▶ _YOUR INSTRUCTIONS_
Return the entries below word for word. No picture belongs in the copy.

▶ _DATA UNDER STUDY_
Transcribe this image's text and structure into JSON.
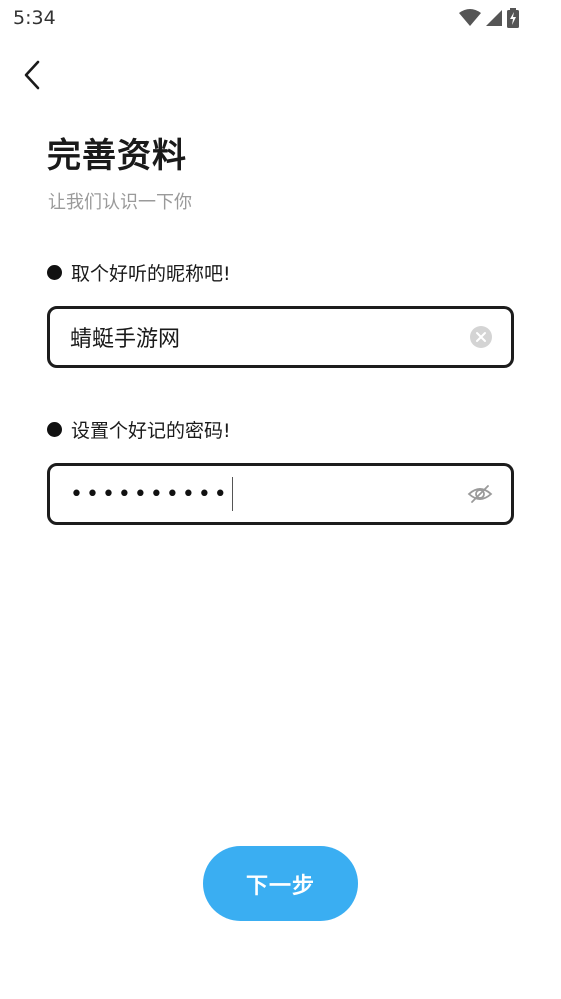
{
  "status_bar": {
    "time": "5:34"
  },
  "header": {
    "title": "完善资料",
    "subtitle": "让我们认识一下你"
  },
  "nickname": {
    "label": "取个好听的昵称吧!",
    "value": "蜻蜓手游网"
  },
  "password": {
    "label": "设置个好记的密码!",
    "masked_value": "••••••••••"
  },
  "footer": {
    "next_label": "下一步"
  },
  "colors": {
    "accent": "#3aaef2",
    "border": "#1c1c1c",
    "subtitle": "#9a9a9a"
  }
}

▶ _REPLY_
Transcribe this image's text and structure into JSON.
{
  "status_bar": {
    "time": "5:34"
  },
  "header": {
    "title": "完善资料",
    "subtitle": "让我们认识一下你"
  },
  "nickname": {
    "label": "取个好听的昵称吧!",
    "value": "蜻蜓手游网"
  },
  "password": {
    "label": "设置个好记的密码!",
    "masked_value": "••••••••••"
  },
  "footer": {
    "next_label": "下一步"
  },
  "colors": {
    "accent": "#3aaef2",
    "border": "#1c1c1c",
    "subtitle": "#9a9a9a"
  }
}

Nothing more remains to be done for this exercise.